> _What you will do_:
Copy every line of the records below that holds the word "from".

> _Input data_:
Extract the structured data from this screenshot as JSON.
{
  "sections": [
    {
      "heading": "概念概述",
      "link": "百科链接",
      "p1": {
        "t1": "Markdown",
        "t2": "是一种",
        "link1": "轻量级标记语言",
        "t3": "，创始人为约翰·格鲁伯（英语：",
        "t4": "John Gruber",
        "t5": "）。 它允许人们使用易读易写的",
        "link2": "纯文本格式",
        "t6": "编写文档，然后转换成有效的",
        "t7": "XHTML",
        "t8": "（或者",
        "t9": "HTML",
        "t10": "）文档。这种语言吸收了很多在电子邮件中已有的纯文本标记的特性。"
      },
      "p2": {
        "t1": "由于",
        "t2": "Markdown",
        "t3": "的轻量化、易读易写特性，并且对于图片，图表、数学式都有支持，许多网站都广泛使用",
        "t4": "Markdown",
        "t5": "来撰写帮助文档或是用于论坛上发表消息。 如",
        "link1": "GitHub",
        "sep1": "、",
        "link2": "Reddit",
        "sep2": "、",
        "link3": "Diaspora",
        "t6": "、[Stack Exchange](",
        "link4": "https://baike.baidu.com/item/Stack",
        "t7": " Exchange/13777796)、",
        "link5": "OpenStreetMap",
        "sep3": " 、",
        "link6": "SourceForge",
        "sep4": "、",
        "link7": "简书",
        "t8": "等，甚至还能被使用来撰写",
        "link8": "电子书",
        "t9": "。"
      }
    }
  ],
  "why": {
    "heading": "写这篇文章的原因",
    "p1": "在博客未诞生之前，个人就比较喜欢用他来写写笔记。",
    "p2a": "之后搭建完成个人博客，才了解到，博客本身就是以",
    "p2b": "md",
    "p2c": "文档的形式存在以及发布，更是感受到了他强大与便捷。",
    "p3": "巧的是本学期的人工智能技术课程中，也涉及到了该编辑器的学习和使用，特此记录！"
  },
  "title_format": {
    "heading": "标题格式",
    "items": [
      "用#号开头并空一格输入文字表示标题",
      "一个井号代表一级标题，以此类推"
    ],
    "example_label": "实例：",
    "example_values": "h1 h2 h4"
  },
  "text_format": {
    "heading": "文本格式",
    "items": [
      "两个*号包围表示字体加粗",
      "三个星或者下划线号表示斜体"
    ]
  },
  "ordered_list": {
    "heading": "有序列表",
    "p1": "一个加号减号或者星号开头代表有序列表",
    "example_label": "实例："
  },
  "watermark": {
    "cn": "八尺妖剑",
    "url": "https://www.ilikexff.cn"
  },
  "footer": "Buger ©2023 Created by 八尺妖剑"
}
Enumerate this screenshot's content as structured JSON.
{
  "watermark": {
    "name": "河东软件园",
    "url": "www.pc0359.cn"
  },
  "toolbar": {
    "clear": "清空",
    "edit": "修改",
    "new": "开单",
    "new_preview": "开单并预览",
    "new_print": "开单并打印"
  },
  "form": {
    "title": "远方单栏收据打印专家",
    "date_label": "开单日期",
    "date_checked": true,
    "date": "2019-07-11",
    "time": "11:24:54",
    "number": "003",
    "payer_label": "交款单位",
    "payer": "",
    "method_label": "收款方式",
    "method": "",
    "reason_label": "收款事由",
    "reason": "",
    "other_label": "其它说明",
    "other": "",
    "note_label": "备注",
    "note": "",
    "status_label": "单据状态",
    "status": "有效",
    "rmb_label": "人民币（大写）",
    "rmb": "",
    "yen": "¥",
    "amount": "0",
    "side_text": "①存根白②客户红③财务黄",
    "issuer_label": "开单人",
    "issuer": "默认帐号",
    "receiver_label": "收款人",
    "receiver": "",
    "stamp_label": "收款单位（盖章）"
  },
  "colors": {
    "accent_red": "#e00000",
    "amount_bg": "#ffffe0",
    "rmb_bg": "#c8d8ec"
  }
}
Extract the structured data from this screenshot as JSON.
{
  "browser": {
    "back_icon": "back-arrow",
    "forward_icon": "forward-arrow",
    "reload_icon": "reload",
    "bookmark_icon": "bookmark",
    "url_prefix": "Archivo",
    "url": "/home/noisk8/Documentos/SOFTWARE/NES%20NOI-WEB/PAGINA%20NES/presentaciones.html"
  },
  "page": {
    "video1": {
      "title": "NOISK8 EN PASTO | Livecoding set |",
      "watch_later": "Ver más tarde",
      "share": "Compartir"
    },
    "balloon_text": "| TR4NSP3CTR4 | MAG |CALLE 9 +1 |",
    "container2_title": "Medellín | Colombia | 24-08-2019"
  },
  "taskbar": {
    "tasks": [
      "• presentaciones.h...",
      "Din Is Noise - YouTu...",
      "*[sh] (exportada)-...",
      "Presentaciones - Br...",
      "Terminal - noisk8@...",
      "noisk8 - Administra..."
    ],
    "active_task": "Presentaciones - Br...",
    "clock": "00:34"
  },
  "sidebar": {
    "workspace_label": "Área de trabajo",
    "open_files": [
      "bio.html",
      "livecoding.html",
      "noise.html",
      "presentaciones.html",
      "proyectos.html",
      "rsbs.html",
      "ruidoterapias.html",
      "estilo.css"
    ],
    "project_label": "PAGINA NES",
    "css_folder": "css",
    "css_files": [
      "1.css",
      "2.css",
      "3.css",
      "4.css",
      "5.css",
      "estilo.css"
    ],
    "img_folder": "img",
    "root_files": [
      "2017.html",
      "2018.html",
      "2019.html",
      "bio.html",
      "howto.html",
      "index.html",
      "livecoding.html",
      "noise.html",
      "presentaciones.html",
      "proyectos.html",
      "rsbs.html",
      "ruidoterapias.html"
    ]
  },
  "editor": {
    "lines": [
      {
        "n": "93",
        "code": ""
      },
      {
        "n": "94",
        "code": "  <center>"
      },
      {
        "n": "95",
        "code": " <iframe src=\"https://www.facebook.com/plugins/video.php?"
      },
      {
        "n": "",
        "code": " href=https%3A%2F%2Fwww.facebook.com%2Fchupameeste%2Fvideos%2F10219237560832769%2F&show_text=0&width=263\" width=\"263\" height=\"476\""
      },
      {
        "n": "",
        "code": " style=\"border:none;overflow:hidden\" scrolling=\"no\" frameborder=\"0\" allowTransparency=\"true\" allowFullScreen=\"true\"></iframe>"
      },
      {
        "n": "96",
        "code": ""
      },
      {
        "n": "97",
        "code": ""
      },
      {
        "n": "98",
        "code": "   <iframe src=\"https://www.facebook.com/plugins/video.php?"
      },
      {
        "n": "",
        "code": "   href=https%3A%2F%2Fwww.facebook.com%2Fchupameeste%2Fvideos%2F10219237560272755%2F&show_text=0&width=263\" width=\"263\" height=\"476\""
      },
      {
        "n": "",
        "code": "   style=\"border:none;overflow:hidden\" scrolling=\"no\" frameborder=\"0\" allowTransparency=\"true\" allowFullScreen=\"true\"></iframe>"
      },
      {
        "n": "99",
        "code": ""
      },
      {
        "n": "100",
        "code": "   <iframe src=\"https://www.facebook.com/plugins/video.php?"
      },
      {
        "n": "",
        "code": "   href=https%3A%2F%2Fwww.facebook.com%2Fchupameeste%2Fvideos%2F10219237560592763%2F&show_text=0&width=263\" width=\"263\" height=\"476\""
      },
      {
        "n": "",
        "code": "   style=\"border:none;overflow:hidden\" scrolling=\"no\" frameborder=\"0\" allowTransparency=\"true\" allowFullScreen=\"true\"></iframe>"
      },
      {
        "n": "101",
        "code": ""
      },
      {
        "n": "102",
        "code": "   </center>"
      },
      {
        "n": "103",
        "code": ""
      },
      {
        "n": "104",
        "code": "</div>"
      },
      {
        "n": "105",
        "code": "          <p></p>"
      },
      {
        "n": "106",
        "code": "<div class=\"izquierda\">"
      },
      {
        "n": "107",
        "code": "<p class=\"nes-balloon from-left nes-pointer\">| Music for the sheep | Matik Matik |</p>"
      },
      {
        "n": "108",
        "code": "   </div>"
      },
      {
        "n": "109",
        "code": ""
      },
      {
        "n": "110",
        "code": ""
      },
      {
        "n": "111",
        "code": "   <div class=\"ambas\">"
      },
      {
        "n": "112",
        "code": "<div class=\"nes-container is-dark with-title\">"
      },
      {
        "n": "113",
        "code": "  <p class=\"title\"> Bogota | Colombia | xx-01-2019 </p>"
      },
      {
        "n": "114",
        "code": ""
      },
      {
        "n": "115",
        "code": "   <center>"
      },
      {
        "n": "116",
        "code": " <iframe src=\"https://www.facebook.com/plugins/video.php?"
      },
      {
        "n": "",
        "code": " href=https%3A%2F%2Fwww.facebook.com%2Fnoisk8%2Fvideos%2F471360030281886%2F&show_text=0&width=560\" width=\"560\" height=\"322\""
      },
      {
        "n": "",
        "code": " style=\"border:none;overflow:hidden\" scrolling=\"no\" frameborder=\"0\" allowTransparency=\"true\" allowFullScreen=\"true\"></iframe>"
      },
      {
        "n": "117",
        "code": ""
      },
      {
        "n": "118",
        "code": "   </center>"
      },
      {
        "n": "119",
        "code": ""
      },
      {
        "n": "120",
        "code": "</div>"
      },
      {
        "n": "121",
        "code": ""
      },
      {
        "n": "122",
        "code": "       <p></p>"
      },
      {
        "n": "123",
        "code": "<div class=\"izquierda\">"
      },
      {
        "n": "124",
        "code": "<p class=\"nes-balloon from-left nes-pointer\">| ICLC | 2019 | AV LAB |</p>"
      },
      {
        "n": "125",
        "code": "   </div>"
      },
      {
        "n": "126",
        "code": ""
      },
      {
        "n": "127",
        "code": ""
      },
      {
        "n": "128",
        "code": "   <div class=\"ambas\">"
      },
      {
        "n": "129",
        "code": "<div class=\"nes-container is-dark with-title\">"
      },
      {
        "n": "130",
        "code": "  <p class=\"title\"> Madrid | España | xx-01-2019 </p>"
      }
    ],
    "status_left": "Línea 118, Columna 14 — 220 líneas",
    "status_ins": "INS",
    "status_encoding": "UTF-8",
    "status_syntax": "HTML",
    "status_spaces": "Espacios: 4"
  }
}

> _Exercise answer_:
Extract the structured data from this screenshot as JSON.
Extract the structured data from this screenshot as JSON.
        "code": "<p class=\"nes-balloon from-left nes-pointer\">| Music for the sheep | Matik Matik |</p>"
        "code": "<p class=\"nes-balloon from-left nes-pointer\">| ICLC | 2019 | AV LAB |</p>"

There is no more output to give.